» EXERCISE BRIEF
Tell me, please, how many lines in the records below include the word "Descendants". Give no more than the number.

[Stored dataset items]
_ _ _ _ _ _ _
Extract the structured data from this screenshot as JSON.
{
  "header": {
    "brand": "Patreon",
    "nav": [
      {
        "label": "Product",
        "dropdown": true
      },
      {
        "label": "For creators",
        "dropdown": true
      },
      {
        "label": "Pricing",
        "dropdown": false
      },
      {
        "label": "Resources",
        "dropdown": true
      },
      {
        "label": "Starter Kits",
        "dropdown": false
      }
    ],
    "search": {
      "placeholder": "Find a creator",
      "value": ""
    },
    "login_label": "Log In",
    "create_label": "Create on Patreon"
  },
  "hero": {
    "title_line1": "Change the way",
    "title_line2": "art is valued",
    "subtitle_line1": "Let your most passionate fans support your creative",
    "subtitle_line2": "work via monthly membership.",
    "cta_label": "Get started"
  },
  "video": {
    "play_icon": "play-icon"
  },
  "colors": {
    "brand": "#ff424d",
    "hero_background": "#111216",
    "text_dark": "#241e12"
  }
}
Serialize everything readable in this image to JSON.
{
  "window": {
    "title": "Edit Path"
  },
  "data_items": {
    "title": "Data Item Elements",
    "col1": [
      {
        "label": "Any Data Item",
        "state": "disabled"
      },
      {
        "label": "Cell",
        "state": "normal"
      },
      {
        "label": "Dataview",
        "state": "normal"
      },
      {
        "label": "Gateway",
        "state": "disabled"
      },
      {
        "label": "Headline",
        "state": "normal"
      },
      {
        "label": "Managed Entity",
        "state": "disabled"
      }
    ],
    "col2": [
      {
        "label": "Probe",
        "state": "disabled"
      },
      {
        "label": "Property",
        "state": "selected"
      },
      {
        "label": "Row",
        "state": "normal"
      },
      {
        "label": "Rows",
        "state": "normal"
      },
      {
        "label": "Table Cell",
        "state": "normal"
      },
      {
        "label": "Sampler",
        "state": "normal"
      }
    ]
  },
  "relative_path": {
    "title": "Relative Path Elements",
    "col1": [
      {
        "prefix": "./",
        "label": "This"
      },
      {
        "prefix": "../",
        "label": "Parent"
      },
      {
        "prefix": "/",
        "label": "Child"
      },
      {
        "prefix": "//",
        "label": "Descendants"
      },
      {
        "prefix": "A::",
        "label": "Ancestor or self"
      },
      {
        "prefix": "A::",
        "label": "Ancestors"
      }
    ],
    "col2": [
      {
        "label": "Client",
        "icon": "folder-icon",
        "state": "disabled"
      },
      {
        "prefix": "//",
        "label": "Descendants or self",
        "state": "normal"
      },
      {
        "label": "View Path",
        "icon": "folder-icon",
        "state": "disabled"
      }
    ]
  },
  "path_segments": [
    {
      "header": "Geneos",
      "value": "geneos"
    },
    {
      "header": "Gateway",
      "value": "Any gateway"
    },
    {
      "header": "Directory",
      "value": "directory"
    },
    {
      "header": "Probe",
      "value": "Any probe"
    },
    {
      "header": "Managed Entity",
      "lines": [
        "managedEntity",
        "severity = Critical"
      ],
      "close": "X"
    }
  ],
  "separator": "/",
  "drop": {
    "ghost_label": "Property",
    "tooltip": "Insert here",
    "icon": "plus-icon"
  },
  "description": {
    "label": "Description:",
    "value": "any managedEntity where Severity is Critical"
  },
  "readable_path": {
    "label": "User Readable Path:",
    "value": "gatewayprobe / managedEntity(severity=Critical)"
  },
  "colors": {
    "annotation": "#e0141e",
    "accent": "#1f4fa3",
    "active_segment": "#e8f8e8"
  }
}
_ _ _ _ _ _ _
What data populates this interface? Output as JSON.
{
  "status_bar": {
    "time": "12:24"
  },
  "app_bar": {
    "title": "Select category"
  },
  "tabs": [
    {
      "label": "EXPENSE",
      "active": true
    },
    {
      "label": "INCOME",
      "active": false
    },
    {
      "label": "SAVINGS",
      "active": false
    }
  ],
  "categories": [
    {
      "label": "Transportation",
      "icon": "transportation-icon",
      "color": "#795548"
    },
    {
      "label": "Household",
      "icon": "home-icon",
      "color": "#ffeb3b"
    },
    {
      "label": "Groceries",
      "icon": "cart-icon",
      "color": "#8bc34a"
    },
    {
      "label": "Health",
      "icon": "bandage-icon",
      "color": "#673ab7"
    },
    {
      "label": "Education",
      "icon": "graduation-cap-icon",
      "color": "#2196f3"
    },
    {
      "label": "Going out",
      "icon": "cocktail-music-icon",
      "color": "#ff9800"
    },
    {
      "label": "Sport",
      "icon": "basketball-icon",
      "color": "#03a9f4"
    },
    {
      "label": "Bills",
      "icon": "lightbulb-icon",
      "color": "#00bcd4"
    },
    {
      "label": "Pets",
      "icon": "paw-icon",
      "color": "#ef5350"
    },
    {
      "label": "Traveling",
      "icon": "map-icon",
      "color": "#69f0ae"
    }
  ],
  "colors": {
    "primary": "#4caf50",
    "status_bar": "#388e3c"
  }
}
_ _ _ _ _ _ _
» TASK RESULT
2